I was conceived in a turquoise 1957 Chevrolet Bel Air, the same car whose tail fins and chrome framed my parents in a wedding photograph and that, nine months later, rushed my laboring mother to the hospital.
I was born in Anderson, Ind., about a mile away from one of the town's General Motors plants. My father—and his father, his mother, his brother, my great-aunt, my maternal grandmother and my sister—worked there for more than 30 years. We were a General Motors family who drove General Motors cars and whose lives centered on a General Motors town.
At first, my dad worked the night shift on GM's assembly line. He wore brown, steel-toed shoes and carried a black steel lunch box. Each evening, my mother stuffed it with four sandwiches—two meat, two peanut butter—and tucked a love note between them. He would come home at 1 in the morning. Occasionally I would get out of bed to crawl into his lap while he relaxed in his rocking chair. He smelled of oil, sweat and metal, like when change gets hot in your pocket. He was eventually promoted to a white-collar job as a mechanical engineer. He smelled like aftershave, but not as good as when he worked on the line.

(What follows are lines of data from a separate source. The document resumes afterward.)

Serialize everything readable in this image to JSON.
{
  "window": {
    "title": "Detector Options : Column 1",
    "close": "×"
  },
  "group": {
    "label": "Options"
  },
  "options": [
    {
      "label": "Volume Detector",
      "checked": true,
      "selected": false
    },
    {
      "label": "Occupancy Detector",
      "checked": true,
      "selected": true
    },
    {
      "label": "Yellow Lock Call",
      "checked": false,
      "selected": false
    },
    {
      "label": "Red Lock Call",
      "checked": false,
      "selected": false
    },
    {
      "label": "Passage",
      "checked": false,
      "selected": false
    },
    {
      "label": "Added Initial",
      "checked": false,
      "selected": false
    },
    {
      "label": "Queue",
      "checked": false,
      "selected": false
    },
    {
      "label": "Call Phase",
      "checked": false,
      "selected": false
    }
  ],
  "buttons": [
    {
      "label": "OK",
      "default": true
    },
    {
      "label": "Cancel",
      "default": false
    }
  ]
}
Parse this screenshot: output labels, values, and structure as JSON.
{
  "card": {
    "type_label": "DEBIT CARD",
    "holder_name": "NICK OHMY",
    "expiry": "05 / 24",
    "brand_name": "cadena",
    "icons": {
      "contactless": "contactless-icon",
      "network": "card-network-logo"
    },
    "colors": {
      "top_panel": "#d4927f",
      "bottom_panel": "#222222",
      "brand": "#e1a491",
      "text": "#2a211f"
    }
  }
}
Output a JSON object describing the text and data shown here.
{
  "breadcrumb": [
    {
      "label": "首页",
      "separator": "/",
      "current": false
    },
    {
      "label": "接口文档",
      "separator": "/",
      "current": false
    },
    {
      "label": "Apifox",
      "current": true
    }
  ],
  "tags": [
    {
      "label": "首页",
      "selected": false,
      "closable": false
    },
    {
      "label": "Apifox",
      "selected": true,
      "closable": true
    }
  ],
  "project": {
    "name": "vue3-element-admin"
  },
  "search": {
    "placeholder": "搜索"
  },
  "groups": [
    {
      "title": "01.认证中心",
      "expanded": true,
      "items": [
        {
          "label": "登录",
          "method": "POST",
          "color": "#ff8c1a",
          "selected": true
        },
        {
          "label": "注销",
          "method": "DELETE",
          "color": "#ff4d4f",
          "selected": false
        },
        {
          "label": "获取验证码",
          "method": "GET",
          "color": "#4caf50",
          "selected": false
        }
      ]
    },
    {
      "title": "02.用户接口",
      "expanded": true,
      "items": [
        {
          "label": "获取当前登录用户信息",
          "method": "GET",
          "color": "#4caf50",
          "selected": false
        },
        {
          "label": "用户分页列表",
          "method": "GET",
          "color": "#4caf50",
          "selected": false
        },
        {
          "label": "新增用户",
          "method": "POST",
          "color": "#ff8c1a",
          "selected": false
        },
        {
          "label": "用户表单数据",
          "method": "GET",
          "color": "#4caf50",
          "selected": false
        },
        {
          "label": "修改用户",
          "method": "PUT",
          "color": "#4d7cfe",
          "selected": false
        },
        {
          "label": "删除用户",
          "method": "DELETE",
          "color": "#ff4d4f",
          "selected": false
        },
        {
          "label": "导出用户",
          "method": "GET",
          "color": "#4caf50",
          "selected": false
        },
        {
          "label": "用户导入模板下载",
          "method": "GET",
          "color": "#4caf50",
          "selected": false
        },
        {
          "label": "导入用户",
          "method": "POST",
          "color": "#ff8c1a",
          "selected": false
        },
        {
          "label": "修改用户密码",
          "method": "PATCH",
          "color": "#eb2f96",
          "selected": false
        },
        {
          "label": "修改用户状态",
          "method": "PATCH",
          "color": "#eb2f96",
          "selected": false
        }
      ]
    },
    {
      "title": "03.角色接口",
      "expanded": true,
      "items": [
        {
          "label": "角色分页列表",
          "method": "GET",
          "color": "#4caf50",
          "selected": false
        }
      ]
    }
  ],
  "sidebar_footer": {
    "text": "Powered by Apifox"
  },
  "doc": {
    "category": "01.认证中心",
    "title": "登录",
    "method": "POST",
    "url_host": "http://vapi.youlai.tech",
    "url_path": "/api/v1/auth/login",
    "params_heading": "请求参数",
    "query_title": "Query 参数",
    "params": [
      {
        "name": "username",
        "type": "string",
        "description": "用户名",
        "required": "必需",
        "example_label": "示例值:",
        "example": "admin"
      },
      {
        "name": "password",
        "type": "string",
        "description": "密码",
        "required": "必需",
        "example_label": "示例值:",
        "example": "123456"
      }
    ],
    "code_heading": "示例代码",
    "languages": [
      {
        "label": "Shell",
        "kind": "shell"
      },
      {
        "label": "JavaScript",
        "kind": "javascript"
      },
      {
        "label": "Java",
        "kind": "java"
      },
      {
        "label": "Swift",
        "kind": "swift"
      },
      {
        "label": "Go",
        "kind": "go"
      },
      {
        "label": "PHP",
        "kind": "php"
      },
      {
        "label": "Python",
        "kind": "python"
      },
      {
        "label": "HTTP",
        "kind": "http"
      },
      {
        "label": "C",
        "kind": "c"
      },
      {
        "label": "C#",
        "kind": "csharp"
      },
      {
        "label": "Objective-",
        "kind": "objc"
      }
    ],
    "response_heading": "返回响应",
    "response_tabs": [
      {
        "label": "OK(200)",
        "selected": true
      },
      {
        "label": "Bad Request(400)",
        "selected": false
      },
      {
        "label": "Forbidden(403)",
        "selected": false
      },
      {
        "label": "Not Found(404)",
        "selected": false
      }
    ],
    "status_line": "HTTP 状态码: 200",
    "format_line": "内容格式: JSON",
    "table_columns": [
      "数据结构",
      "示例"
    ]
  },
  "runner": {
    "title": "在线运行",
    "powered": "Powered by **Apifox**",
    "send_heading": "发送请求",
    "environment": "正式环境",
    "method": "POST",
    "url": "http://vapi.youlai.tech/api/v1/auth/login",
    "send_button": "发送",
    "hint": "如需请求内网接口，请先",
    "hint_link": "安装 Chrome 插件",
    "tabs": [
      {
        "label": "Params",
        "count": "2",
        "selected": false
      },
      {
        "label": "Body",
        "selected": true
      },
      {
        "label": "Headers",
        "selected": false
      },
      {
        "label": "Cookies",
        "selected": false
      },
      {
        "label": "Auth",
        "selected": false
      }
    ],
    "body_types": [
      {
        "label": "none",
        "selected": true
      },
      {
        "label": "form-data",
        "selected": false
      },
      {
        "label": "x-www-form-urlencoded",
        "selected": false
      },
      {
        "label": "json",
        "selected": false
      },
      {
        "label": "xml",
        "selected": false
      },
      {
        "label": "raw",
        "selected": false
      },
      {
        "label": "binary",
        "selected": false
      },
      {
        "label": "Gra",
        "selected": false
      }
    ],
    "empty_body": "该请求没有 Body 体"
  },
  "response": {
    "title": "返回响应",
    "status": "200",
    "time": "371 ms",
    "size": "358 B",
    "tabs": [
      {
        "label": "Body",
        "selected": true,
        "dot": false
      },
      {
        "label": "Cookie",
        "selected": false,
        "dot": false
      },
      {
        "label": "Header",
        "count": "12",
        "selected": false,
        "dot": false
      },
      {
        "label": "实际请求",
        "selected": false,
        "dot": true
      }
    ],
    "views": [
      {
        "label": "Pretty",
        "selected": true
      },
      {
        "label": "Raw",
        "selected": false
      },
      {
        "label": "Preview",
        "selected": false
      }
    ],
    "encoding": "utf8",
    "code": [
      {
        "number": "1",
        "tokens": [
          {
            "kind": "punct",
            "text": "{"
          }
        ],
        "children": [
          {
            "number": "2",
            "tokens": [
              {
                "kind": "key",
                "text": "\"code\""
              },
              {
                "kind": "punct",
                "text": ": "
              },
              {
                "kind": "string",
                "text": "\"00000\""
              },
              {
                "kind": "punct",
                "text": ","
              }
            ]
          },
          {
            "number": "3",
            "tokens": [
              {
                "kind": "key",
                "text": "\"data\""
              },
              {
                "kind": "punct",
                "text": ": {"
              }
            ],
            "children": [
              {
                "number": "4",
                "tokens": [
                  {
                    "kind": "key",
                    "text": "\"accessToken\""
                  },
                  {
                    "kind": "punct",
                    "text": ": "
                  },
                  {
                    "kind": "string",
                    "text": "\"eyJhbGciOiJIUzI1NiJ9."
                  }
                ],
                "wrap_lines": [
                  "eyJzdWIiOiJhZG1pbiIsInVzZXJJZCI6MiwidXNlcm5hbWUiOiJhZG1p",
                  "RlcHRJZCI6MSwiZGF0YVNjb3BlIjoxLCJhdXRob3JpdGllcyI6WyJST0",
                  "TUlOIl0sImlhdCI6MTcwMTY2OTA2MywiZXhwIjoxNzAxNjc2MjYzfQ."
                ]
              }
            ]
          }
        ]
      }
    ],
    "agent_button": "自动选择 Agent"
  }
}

As a GM family, we marked time by our cars, humanized by the names we gave them or the way we'd pat their dashboard in cold weather. My mom learned to drive a stick shift in the red 1964 Impala, my brother and me strapped in flimsy car seats in back, our necks flopping like we were stuffed animals. She became a good driver: One night, she was behind the wheel of the red 1968 Chevelle, a powerful car whose engine roared like Middle Earth, when suddenly she hit the brakes. Out of the darkness, a train. The crossing had no lights, no crossbar—only a deafening blackness that missed us by inches.
We kids often rode in the bed of the black 1972 El Camino to Kilbuck Park, a place reserved for GM employees and their families. Many summers, we lay on a hill and watched the fireworks on the Fourth of July. There were thousands of us, GM families in GM cars in a GM town. Like the factories and employees, the park's gone now. GM abandoned Anderson, gutting the town of its bars and hamburger stands. The sprawling factories were razed, leaving the land so polluted that weeds refuse to grow.
My dad gave everything to GM. Years passed without his taking a sick day. In return, we got a middle-class life. Now, GM is bankrupt, but he's not. He's a planner who socked away extra money from his paychecks for additional life insurance and health insurance. But now he's getting a pension, but little else.
Although GM abandoned my dad, he still buys their cars, including a 1995 Geo Metro he purchased for my 30th birthday. I named it the Bug. After its odometer turned 100,000, I sold the Bug to a friend for a dollar. When I drove away in my Honda, I wondered if it felt betrayed, too.